Only the number is requested. Tally the lines of the data that hold the string "Frais".
═════ Given data ═════
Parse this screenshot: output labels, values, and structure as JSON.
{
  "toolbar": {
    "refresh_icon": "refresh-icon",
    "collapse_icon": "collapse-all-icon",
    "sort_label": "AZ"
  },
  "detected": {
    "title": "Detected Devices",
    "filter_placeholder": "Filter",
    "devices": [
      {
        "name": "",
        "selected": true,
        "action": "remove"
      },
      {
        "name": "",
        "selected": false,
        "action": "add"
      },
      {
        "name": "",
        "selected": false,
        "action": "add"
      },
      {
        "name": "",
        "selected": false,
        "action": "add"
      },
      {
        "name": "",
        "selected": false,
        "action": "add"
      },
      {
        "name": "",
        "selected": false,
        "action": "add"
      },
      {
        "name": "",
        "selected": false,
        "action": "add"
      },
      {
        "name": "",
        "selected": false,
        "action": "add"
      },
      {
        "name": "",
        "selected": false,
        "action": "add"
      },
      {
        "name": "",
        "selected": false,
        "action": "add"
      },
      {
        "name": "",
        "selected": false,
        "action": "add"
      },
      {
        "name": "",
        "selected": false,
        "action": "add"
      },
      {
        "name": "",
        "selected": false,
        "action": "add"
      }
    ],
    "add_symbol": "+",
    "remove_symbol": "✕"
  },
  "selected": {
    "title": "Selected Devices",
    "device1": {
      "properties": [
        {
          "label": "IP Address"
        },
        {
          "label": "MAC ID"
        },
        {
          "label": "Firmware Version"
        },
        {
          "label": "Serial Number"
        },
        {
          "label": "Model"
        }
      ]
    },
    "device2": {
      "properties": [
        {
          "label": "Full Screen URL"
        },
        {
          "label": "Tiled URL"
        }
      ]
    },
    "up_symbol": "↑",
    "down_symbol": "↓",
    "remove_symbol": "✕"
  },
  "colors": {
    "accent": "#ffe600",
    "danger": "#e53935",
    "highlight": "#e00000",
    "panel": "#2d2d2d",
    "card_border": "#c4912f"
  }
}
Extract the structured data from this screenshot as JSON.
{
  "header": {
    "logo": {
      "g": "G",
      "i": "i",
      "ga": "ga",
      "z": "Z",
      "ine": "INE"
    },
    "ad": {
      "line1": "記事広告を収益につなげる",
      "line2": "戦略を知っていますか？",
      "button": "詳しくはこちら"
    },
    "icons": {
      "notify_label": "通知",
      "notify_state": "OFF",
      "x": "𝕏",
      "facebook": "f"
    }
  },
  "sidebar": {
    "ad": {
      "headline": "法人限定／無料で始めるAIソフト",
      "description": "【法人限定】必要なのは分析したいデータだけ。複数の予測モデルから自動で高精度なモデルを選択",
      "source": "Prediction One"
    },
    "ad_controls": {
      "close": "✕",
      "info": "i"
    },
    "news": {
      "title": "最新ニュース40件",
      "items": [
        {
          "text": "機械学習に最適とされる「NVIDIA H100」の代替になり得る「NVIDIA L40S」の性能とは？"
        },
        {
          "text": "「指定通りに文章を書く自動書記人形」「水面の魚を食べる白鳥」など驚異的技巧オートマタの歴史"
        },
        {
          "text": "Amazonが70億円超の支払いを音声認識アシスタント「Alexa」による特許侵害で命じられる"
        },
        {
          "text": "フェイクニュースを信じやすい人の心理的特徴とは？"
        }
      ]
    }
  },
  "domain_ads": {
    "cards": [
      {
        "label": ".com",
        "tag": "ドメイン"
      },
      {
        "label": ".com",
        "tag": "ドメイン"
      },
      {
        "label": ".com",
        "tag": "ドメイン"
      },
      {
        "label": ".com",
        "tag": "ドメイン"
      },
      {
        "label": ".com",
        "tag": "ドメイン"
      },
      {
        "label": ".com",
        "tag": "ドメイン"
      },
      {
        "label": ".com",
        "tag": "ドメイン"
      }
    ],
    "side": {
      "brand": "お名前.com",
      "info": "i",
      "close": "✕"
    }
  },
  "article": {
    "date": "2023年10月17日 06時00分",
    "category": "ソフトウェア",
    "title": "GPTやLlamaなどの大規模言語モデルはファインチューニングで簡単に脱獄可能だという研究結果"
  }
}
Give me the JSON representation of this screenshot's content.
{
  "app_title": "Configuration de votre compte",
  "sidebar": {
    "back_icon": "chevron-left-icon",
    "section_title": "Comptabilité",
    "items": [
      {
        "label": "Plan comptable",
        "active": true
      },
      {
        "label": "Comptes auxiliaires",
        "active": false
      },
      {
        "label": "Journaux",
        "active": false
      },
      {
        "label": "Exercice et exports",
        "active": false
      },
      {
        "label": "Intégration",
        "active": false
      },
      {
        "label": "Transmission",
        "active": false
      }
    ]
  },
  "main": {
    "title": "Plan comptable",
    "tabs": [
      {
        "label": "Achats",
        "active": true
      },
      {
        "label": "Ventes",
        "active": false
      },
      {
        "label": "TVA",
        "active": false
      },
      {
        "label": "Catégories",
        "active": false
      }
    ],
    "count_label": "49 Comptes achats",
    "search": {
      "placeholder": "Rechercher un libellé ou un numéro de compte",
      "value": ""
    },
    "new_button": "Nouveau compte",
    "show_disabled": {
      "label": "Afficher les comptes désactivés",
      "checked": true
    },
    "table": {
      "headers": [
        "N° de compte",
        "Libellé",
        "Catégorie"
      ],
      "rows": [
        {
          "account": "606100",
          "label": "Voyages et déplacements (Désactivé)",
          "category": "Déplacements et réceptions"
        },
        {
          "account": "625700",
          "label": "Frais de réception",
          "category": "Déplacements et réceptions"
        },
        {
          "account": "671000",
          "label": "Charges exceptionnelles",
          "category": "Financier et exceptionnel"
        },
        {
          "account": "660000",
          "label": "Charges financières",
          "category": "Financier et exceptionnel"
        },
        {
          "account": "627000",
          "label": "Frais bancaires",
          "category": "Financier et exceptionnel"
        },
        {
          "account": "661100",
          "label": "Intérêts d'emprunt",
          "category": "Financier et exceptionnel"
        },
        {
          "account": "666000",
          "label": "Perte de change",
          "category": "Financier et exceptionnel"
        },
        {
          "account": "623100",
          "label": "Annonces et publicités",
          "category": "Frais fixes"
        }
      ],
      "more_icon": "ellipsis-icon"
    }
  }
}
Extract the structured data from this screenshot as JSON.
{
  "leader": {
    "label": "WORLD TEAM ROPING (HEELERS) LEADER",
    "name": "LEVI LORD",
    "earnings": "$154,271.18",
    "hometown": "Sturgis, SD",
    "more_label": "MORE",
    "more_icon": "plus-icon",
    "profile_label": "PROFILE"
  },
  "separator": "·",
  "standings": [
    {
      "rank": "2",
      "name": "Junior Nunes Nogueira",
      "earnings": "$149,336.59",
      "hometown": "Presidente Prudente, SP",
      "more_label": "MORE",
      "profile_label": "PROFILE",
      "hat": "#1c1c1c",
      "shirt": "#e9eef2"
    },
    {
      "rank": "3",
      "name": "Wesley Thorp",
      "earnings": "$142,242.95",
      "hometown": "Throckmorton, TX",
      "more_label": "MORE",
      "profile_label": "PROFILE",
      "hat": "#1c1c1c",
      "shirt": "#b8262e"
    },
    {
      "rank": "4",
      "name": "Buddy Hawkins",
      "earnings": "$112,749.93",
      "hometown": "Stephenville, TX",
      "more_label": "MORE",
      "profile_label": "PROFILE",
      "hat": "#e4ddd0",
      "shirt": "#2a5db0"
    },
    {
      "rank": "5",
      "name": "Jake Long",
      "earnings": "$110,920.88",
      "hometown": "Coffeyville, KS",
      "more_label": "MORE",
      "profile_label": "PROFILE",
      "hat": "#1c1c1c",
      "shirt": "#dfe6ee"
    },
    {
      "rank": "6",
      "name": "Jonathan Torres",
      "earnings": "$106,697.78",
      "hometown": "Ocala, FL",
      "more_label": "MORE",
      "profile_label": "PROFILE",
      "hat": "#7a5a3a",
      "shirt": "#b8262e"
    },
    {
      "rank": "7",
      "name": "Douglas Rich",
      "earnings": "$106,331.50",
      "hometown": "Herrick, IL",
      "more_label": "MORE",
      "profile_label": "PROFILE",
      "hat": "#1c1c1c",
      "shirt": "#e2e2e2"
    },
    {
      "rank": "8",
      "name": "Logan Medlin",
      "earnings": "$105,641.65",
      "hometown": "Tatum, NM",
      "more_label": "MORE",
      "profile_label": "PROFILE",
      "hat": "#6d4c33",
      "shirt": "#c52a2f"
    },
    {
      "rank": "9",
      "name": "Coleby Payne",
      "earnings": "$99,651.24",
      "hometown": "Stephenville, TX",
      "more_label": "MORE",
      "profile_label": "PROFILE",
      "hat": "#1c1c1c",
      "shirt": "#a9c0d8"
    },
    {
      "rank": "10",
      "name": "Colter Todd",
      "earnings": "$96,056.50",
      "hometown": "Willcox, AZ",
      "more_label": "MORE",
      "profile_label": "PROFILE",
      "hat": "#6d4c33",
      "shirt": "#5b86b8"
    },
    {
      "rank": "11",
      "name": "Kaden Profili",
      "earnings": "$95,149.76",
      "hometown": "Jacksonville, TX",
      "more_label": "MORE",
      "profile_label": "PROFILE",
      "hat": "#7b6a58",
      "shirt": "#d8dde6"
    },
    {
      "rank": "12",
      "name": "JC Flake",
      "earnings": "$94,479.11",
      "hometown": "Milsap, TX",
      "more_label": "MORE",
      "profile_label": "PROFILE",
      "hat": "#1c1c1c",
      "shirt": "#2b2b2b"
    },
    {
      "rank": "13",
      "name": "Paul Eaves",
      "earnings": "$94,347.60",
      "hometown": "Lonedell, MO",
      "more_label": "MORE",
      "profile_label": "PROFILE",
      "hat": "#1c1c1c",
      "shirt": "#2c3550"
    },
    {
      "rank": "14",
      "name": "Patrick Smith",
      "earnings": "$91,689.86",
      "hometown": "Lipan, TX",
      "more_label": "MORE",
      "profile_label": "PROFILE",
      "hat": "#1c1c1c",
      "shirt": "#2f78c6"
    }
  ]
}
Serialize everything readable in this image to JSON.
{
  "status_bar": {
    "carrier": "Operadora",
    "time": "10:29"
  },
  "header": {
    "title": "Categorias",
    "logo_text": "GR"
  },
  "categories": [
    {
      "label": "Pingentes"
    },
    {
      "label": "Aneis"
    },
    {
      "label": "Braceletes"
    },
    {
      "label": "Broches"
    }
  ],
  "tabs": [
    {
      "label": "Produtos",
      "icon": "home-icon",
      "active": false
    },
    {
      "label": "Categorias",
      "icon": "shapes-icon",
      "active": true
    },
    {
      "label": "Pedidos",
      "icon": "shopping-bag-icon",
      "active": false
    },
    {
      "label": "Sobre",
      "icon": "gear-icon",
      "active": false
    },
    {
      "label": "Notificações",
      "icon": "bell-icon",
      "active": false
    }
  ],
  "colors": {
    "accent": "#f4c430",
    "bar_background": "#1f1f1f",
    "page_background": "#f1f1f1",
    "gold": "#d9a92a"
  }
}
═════
- _Response to this task_: 3